RAD will collect data nearly continuously during cruise and will downlink data every 24 hours. Positioned in the front-left corner of the rover, the instrument is about the size of a coffee can and weighs about three pounds, but has capabilities of an Earth-bound instrument nearly 10 times its size. When MSL arrives at Mars, RAD will detect charged particles arriving from space and will measure neutrons and gamma rays coming from Mars’ atmosphere above, or the surface material below, the rover.
The Mars Science Laboratory is a project of NASA’s Science Mission Directorate. The mission is managed by NASA’s Jet Propulsion Laboratory, a division of Caltech. The mission’s rover was designed, developed and assembled at JPL. The Mars Science Laboratory, launched Nov. 26, will land a sophisticated car-sized rover called Curiosity on the surface of the planet in August. Loaded with 10 instruments including RAD, Curiosity will traverse the landing site looking for the building blocks of life and characterizing factors that may influence life, such as the harsh radiation environment expected on Mars
The rover will travel to Mars, where it will land in Gale crater, which is thought to be about three and a half billion years old and more than 95 miles in diameter. The crater has a combined size of Connecticut and Rhode Island with a three-mile-high mountain of layered sedimentary rock at its bottom — an enticing area of exploration for scientists.
Curiosity will survey the area, using equipment in Mars Science Laboratory, which is stored within the confines of the rover. Scientists say the rover will roam Mars powered by a nuclear battery rated for a minimum lifetime of 14 years, possibly providing NASA with a long-term presence on the Red Planet. The landing site is thought to have sediments washed from the crater wall, and gives access to a region of interesting rocks, clay minerals and sulphate salts, said NASA officials.
An instrument on NASA’s Mars rover Curiosity can check for any water that might be bound into shallow underground minerals along the rover’s path.
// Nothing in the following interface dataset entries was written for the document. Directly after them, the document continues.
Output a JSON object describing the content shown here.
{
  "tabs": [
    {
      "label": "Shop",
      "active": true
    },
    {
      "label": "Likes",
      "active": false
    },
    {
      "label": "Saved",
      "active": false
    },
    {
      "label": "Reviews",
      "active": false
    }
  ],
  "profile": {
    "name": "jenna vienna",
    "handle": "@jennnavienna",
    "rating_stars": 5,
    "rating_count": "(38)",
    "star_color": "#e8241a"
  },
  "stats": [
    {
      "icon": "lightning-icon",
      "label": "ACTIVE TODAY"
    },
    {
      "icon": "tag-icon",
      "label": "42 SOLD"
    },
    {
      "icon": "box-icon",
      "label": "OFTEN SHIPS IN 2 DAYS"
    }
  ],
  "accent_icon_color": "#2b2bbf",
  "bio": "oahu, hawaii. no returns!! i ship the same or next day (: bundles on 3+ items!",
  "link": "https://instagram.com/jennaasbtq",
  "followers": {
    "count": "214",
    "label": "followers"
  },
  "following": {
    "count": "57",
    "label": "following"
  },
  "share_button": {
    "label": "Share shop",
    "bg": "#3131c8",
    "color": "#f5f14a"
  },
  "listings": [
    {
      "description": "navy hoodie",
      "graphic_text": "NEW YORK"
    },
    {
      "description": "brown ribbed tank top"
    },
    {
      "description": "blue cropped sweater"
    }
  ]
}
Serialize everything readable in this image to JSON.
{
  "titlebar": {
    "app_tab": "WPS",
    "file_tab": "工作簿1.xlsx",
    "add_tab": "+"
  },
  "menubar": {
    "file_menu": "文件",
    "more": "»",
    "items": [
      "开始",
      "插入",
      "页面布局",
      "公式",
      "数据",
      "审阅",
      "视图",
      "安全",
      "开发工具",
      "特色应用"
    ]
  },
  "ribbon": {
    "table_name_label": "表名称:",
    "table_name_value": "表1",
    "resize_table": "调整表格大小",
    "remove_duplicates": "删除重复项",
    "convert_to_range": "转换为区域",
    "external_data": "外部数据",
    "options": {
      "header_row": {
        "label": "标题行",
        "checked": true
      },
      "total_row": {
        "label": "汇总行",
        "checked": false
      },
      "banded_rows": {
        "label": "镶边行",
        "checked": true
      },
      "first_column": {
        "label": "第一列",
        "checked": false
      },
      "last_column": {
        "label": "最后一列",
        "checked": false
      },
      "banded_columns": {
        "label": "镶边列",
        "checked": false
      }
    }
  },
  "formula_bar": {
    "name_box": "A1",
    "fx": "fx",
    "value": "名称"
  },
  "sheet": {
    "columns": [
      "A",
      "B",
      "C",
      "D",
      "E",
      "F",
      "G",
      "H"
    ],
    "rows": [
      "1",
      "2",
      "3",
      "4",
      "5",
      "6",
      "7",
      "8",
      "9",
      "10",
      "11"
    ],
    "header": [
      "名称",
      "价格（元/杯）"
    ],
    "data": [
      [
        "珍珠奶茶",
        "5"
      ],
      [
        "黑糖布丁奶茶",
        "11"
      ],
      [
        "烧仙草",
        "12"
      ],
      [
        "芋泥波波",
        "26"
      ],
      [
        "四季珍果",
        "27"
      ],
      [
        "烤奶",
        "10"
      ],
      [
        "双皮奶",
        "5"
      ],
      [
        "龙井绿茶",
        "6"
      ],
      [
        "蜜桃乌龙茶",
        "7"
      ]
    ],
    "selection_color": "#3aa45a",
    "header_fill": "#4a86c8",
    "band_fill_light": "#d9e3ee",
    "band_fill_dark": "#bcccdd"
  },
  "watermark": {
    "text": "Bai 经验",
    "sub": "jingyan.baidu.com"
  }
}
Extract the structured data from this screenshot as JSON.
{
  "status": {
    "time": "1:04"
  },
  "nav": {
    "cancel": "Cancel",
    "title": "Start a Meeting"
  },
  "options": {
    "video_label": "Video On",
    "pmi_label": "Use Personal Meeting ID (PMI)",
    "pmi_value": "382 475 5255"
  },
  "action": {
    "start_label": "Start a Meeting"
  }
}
The Mars Science Laboratory mission will use its set of ten instruments to investigate whether the area selected for the mission has ever offered environmental conditions favorable for life and favorable for preserving evidence about life.
While the rover lacks life-detection experiments, it is equipped with instruments allowing it to detect whether carbon and minerals used by living things persisted on Mars. The rover will reportedly focus on the walls of ravines that appear shaped by water, providing NASA with an astrobiologist that has the capacity to analyze Mars’ geology and atmosphere. Previous rovers simply searched for evidence of water on the Red Planet.
Scientists will use the rover to search for mineral clues indicative of a past Martian environment that might have supported life. The instrument uses X-ray diffraction, a first for a mission to the Red Planet, and a more definitive method to identify minerals than any other instrument on previous Mars missions. NASA officials say the data collected by the rover will be useful in the search for potential mineral biosignatures, energy sources for life or indicators of past habitable environments.